ASSIGNED TASK: In the entries below, count every line containing "data". Reply with the number alone.
╔══
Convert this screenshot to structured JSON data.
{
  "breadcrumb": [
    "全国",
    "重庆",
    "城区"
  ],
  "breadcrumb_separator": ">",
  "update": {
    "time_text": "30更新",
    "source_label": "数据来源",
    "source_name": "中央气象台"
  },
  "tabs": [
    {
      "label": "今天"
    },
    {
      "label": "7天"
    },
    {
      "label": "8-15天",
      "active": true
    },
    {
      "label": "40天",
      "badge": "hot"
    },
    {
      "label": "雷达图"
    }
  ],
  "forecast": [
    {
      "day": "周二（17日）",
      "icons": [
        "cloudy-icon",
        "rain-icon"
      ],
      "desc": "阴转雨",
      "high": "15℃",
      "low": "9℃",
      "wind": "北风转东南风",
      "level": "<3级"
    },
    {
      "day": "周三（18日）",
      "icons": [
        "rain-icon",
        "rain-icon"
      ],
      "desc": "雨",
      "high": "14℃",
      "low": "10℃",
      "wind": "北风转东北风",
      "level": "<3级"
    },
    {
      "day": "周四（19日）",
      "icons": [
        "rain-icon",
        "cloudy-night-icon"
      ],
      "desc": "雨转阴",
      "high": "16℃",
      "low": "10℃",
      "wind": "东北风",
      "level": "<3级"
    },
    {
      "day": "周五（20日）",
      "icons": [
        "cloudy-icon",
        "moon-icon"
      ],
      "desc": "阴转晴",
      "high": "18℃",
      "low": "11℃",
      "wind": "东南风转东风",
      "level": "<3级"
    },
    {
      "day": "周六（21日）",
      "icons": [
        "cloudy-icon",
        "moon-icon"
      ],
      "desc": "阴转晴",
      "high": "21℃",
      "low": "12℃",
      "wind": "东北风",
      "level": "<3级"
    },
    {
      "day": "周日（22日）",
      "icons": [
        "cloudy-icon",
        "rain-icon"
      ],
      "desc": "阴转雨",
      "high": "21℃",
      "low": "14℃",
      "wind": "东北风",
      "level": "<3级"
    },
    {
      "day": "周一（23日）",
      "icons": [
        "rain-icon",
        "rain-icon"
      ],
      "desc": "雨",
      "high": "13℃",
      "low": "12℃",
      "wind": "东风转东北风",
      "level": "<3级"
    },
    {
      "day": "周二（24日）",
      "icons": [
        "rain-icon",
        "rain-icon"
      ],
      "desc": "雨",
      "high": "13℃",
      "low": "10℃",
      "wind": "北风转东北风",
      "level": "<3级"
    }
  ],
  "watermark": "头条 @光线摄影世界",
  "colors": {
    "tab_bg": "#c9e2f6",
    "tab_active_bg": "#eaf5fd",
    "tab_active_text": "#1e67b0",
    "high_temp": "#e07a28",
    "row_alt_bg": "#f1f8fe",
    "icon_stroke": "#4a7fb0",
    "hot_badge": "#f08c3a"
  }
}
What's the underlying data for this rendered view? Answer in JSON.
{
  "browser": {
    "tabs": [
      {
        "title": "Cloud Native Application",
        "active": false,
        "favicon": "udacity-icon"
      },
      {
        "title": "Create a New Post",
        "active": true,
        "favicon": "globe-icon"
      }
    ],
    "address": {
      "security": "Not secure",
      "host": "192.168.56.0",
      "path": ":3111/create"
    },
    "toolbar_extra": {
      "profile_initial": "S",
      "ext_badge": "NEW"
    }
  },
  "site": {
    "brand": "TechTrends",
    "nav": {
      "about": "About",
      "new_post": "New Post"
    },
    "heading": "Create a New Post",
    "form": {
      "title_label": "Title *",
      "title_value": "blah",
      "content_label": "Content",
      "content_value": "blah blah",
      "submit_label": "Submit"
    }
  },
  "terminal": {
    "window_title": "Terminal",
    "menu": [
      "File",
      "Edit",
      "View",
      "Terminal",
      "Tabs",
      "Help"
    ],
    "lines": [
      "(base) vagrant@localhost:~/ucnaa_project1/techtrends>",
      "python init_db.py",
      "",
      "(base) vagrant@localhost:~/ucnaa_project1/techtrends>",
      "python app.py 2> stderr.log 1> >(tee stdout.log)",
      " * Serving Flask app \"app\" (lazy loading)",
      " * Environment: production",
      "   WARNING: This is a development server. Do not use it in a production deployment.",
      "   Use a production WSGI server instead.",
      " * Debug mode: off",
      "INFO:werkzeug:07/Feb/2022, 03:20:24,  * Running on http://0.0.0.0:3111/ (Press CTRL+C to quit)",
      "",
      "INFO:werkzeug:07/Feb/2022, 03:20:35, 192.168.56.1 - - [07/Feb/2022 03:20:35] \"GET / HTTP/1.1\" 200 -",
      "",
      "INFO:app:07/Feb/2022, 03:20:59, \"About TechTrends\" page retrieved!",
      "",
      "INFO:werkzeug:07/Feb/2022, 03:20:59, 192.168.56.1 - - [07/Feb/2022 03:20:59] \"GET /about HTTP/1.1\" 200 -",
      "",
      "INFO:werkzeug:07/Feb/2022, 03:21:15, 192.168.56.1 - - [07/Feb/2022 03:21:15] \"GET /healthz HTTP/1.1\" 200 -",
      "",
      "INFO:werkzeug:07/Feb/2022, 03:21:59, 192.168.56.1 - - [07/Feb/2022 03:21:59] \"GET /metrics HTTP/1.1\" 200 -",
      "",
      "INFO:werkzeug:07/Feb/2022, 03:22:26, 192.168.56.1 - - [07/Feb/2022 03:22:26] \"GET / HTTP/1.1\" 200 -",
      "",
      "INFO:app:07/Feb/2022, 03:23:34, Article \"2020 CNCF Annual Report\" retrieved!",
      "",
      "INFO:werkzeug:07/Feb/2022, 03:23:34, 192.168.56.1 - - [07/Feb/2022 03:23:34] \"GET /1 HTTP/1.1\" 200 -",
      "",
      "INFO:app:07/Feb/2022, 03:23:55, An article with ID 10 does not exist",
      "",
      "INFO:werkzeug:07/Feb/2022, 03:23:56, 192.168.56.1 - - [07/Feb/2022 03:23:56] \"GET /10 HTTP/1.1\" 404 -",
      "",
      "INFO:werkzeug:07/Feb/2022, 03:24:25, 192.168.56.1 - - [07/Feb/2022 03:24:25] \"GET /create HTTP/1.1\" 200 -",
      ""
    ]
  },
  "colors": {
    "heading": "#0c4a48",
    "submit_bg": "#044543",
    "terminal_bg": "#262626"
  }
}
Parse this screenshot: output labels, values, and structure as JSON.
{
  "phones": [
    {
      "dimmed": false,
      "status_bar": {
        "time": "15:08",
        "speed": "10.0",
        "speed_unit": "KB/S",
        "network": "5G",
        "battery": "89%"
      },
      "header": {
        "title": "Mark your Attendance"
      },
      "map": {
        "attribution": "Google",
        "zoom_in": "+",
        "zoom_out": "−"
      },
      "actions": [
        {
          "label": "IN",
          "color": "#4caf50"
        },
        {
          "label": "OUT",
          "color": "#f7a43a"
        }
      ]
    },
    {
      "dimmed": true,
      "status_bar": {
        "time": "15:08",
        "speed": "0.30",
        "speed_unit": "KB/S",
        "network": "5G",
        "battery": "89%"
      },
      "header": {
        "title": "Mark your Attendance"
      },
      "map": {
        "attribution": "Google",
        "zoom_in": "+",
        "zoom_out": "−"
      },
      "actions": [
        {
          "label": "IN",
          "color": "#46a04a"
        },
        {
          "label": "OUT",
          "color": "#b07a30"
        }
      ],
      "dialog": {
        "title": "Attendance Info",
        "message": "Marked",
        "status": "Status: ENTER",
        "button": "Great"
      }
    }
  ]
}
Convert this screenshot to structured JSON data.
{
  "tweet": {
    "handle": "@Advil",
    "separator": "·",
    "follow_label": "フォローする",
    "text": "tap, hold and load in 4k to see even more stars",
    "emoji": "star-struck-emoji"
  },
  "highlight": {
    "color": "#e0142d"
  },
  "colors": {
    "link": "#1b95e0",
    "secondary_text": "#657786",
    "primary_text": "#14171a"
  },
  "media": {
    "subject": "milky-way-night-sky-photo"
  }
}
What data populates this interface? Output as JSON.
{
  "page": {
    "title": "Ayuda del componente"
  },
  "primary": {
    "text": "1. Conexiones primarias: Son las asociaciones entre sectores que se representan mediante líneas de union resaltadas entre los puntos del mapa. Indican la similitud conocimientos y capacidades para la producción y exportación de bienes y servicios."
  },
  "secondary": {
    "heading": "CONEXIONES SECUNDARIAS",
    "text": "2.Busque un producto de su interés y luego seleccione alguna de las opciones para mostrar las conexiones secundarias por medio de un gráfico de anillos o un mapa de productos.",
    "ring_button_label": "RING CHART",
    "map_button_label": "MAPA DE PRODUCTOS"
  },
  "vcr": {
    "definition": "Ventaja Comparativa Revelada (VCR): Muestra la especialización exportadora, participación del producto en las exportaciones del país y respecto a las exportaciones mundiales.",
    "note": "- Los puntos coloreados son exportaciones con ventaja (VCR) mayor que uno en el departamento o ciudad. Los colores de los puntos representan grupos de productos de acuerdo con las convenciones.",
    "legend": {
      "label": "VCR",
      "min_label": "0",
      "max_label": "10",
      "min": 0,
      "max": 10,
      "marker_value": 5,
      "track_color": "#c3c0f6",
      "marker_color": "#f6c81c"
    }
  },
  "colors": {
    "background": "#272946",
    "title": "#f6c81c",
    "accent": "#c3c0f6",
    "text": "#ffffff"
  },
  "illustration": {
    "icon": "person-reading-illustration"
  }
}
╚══
TASK SOLUTION: 4